Ypulse Essentials: Amazon's Kindle Fire, Music's Hottest Acts Under 21, Dove's DJs Target Young Women

Kindle FireAmazon’s new Kindle Fire looks sleek and cool (and at a mere $199 complete with Amazon’s Cloud storage (!), it bests Barnes & Noble’s Nook Color in cost and competes on functionality. We agree that it’s no iPad killer, however, because of its mere 8GB of memory and lack of 3G. But we wonder how long it will take Android hackers to jailbreak the device of it’s native software to turn it into a fully customizable Android tablet, as has happened with the Nook Color. The Fire wasn’t the only new Kindle revealed today. The standard Kindle has been redesigned and got a new low price tag of $79, and two new touchscreen Kindles hit the market for $99 and $149, with and without 3G, respectively) (Cnet) (Ars Technica) (Amazon)

- Billboard’s annual list of music’s hottest minors, aka top acts under age 21 (includes many of the usual suspects, topped off by Justin Bieber — no surprise there. Five of the acts on the list are Disney stars, from Miley Cyrus to Selena Gomez, and many of the others got their break on reality shows like “American Idol” — we’re looking at you, Scotty McCreery. We were excited to see Mindless Behavior on the list after they won our hearts performing at this year’s Youth Mega Mashup!)

- We dig Dove’s new ‘Fresh Spin’ campaign (featuring three hip young women DJs to grab the attention of women aged 18-34. Dove hooked up with MTV for the campaign, promoting it at the recent MTV Video Music Music Awards and adding fun video content to dove.mtv.com. Deodorant never seemed so cool) (NYTimes)

- With the current state of employment in America, many Gen Yers (are freelancing, working independently, and starting their own businesses. And for those who don’t enjoy working from home, there’s a variety of share office space options to get the collegial spirit of a regular…

 
 

Want to talk to us about the article
or dive into a custom study?


The Newsfeed

Quote of the Day: “I get spending money from helping my neighbors with their computer problems.”—Male, 14, FL

Although controversial to some, influencer marketing isn’t going away any time soon.
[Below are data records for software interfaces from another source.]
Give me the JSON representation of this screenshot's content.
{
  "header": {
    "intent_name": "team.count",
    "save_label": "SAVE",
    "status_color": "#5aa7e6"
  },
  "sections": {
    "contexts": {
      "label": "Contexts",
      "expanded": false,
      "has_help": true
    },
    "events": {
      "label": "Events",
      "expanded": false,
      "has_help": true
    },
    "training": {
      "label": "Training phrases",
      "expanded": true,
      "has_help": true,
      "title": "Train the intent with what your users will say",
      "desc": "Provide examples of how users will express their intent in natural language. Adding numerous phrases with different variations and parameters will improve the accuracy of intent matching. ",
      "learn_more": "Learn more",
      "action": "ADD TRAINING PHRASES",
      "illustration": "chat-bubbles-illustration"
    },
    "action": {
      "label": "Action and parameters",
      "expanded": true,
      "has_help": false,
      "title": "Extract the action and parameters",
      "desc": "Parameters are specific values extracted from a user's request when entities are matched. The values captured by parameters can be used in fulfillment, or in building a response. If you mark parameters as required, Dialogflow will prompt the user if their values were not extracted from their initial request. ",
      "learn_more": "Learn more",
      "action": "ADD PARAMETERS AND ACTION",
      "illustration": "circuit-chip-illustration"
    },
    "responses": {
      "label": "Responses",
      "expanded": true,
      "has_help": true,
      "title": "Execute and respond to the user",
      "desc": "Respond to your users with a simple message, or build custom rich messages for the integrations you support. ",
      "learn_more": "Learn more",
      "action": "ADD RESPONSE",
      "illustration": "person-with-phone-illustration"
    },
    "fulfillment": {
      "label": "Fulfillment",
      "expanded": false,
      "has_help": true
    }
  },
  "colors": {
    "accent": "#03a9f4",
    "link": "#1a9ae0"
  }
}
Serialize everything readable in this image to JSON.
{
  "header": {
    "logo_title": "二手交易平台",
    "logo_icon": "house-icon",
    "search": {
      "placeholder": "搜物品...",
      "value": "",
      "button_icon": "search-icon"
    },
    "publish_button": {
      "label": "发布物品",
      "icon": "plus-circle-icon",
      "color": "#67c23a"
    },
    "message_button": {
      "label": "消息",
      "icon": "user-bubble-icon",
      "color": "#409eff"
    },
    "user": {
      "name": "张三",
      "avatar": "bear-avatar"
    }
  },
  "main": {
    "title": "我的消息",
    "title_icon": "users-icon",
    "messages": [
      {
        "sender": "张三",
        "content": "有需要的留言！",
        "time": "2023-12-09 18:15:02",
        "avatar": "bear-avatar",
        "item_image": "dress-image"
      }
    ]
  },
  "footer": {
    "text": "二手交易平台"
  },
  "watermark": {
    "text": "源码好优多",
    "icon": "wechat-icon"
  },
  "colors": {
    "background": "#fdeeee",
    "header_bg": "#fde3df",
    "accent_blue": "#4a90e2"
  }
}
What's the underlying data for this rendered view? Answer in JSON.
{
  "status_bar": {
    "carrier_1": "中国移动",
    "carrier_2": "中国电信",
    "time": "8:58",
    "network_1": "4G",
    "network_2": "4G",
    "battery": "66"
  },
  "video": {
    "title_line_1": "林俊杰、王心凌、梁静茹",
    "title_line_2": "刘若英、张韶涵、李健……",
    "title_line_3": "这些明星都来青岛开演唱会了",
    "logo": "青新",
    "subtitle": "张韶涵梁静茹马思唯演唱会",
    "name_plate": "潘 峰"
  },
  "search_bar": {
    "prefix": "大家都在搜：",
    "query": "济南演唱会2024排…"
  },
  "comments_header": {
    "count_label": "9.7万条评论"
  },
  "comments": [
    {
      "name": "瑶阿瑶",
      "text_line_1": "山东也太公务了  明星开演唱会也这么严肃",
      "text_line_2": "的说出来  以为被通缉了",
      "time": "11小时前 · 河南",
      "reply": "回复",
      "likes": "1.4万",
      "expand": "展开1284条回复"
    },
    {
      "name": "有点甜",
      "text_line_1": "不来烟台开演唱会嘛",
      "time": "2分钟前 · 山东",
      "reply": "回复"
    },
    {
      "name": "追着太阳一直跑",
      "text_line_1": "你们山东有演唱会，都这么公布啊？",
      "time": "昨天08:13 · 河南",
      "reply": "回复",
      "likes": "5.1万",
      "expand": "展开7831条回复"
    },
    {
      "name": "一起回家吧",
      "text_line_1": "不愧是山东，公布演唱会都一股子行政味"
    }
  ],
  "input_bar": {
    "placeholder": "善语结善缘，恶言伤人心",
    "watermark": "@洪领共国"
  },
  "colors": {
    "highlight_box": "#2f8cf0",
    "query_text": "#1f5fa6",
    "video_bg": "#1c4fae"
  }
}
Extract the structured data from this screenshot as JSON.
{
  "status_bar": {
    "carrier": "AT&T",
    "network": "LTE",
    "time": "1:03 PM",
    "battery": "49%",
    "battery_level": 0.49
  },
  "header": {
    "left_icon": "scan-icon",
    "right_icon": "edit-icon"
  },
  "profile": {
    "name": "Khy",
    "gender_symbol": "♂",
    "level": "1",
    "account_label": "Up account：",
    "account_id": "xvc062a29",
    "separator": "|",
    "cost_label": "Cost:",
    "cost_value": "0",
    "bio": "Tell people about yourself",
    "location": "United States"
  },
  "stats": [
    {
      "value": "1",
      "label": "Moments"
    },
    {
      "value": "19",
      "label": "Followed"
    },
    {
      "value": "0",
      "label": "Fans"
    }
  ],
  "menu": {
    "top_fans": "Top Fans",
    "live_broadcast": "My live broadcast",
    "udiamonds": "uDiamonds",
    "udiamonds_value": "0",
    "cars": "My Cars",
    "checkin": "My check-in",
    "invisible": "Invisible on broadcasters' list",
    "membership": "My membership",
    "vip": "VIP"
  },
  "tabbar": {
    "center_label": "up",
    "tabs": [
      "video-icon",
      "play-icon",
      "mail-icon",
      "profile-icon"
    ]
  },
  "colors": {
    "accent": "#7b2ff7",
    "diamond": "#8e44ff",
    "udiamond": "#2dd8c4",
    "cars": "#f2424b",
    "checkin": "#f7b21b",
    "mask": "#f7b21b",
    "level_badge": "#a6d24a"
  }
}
A new survey by influencer platform Linqia revealed that 94% of marketers across many industries believe influencer marketing to be effective, despite 78% saying that determining the ROI of the approach will be one of the top challenges of 2017. The top benefits cited were creating authentic content (87%), driving engagement (77%), and driving traffic to website (56%). (Adweek)

Vine stars are finding a new home on live stream app Live.ly. The app, a spin-off from the popular video network Musical.ly, generated half a million downloads in its first week by creating a platform where broadcasters can engage with viewers and stream as long as they like—and then there’s the money. According to Musical.ly, the top 10 broadcasters on the platform have made an average of $46,000 in the span of two weeks with a monetization model that lets users make contributions during streams. (Business Insider)

Self magazine is leaving print behind, and going all-digital. The publication has announced that February’s issue will be their last print production, and their new strategy will make them “uniquely positioned to give consumers more of what they love while creating innovative and engaging opportunities for our advertising partners.” The all-digital tactic is a first for a major Condé Nast magazine, and reflects the decreasing interest in print in the digital media era. (The Wall Street Journal)

Teens and kids are embracing tech even more than Millennials. A new Quizlet survey found that U.S. students 16-years-old and younger are 28% more likely than Millennials to say that technology helps them learn faster than traditional tools like worksheets and lectures. Their teachers were even more open to tech: they were 32% more likely than students to say learning tech is good use of classroom time, and 20% more likely to say devices make learning fun. (CNET)

Retirement may be on the outs. According to a Merrill Edge survey, 83% of “mass affluent” 18-34-year-olds say they will still work after they “retire,” “either for income, to keep busy, or to pursue a passion.” Getting to retirement will be a struggle in itself: Half of 18-24-year-olds and 24% of 24-34-year-olds say they will need a side job to reach their retirement savings goal, which three in four believe will be $1 million. (CNNMoney

Quote of the Day: “My favorite thing to do to have fun is stay at home and invite friends over.”—Male, 32, VA

Sign Up Now

Subscribe for premium access to our content, data, and tools.

Already a subscriber? Sign in.

Upgrade Now

Upgrade for full access to the best marketing tools for understanding the next generation.

View our Client Case Studies